Excerpted records START
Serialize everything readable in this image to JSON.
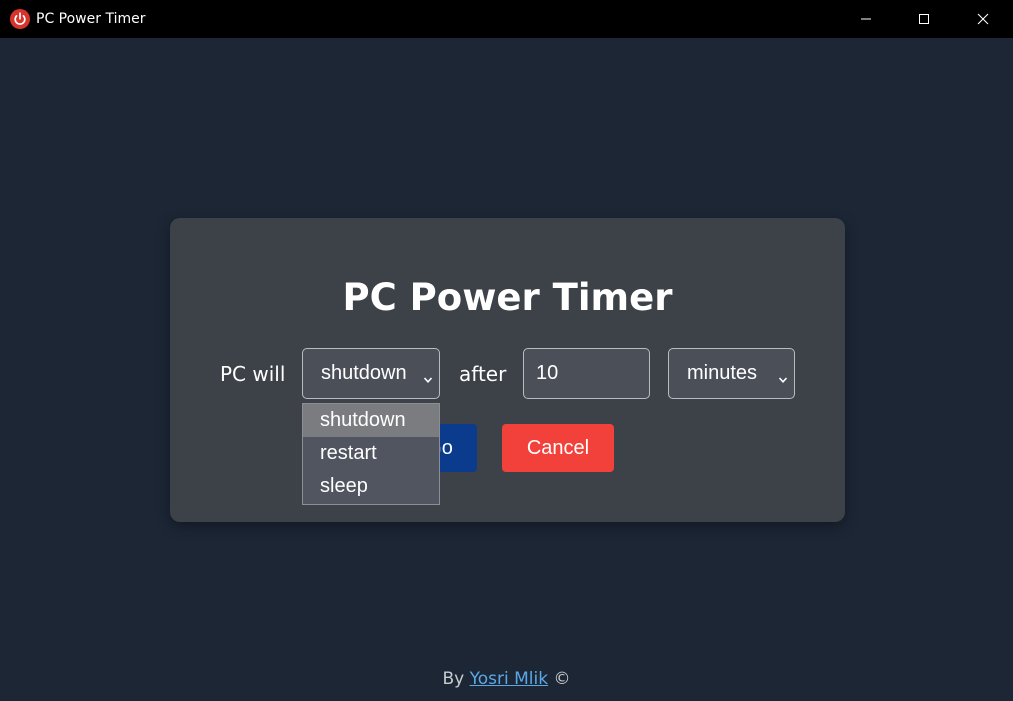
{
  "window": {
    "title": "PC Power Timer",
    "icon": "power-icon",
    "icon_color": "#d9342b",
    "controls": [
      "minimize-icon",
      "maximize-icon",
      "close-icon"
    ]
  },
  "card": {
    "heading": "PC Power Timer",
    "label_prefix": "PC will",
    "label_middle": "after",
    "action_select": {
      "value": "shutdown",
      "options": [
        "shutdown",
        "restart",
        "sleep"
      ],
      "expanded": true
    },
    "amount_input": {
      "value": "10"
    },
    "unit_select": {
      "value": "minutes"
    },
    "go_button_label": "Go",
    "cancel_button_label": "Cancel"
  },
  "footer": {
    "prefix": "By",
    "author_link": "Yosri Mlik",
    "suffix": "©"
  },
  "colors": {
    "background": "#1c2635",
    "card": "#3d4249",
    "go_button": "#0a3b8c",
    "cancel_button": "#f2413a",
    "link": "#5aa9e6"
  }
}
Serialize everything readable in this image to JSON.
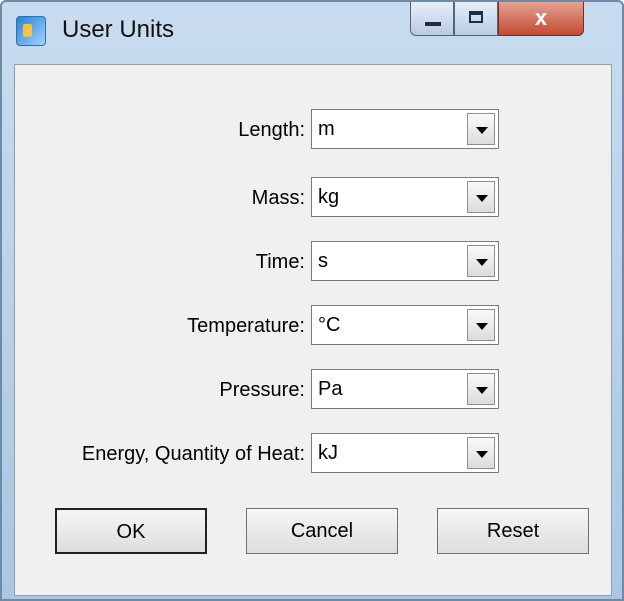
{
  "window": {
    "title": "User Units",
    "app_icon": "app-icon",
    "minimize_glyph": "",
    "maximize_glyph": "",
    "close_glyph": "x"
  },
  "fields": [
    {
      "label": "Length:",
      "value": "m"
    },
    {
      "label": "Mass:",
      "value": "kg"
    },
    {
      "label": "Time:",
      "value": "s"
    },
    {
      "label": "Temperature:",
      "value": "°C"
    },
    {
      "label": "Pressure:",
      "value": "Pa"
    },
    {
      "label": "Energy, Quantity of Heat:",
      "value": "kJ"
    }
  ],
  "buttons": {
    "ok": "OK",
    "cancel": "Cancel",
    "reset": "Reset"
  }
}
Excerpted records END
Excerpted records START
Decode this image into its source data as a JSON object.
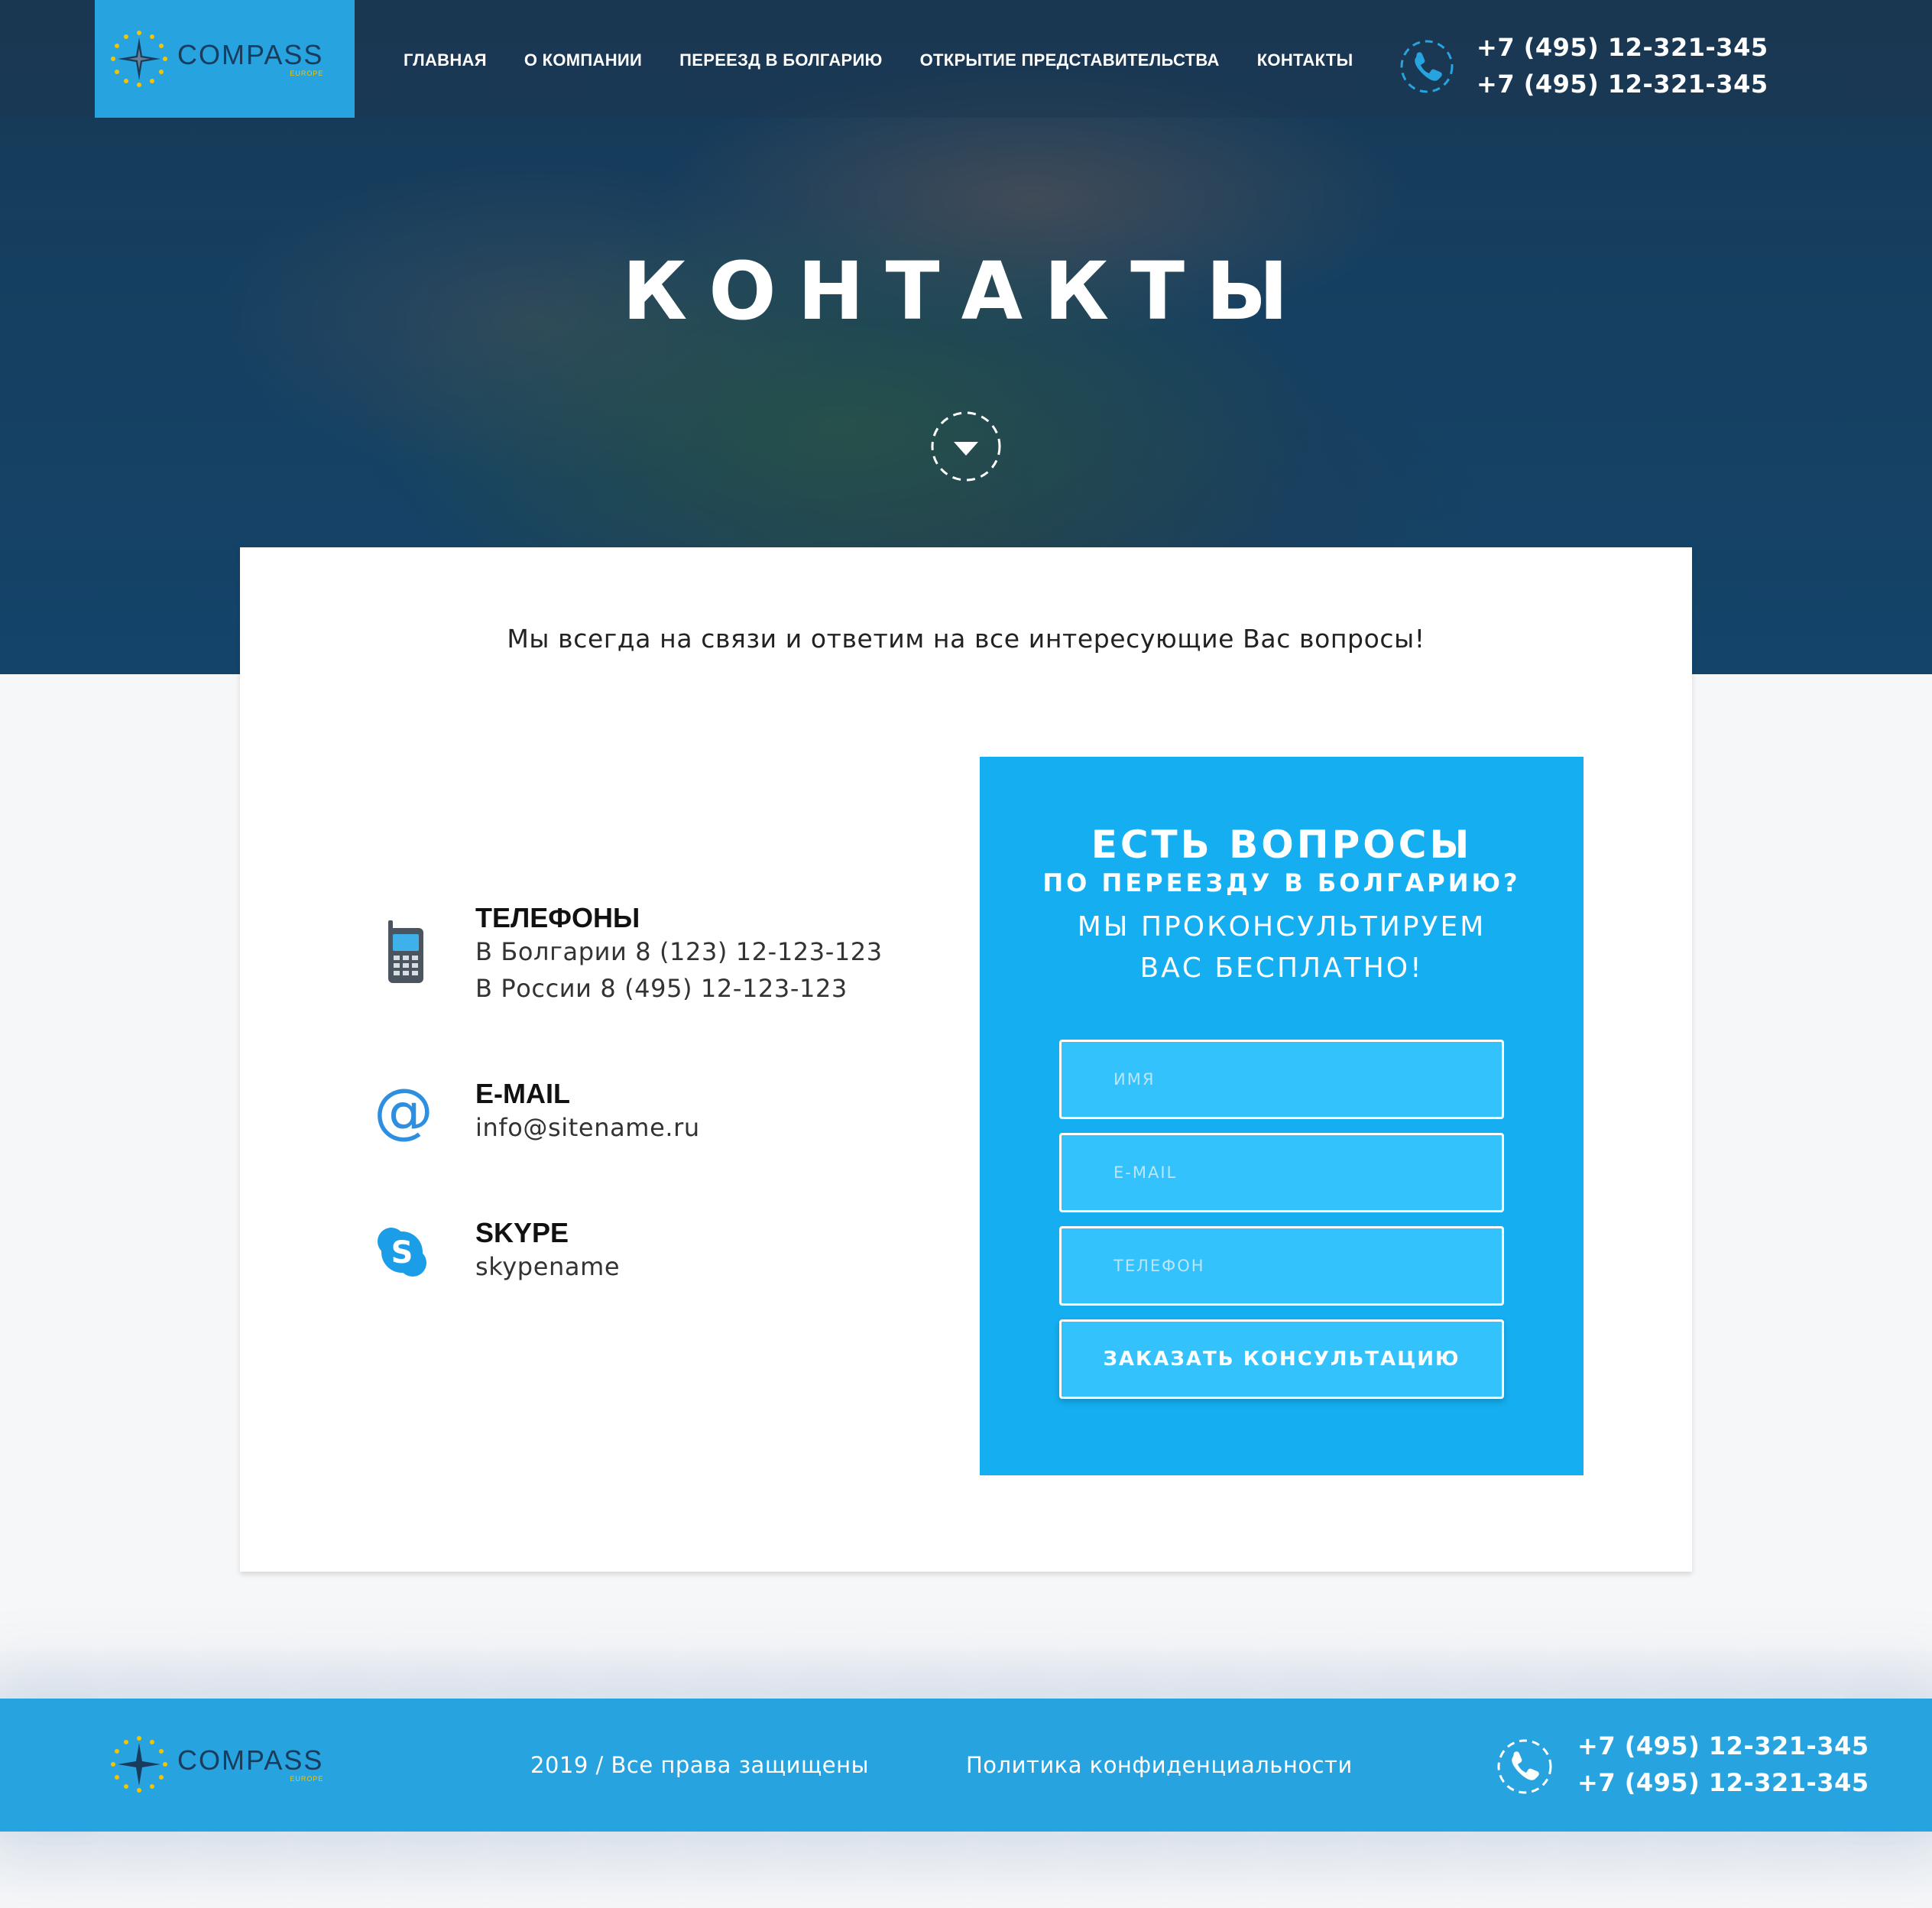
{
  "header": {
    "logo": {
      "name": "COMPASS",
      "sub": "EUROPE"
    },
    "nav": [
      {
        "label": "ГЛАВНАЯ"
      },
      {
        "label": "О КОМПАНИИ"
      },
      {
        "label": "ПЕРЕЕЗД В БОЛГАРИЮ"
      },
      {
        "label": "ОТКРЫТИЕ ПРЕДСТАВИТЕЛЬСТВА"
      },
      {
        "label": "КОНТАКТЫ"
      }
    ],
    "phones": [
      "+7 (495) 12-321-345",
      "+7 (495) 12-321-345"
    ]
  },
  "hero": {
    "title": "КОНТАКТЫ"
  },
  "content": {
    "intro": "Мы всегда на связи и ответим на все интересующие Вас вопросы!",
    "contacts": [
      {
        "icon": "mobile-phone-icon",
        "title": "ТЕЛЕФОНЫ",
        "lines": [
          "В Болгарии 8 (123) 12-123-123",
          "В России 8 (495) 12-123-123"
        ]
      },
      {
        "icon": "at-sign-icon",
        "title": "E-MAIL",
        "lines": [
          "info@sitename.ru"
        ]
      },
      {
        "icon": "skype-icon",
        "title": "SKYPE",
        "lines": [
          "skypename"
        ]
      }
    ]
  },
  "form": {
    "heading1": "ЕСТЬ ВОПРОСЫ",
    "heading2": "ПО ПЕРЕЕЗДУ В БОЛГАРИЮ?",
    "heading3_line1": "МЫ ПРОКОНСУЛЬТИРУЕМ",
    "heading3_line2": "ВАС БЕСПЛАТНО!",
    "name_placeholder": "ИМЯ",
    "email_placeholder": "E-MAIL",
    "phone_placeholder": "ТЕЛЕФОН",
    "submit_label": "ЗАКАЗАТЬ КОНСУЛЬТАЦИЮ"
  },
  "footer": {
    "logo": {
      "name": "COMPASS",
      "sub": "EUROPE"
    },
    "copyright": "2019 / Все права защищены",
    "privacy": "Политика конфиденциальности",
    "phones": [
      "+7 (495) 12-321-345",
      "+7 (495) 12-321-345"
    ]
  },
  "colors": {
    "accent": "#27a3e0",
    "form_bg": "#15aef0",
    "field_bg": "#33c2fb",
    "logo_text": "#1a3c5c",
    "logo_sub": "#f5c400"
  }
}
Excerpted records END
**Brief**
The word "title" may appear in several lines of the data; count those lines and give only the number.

**Exercise solution**
6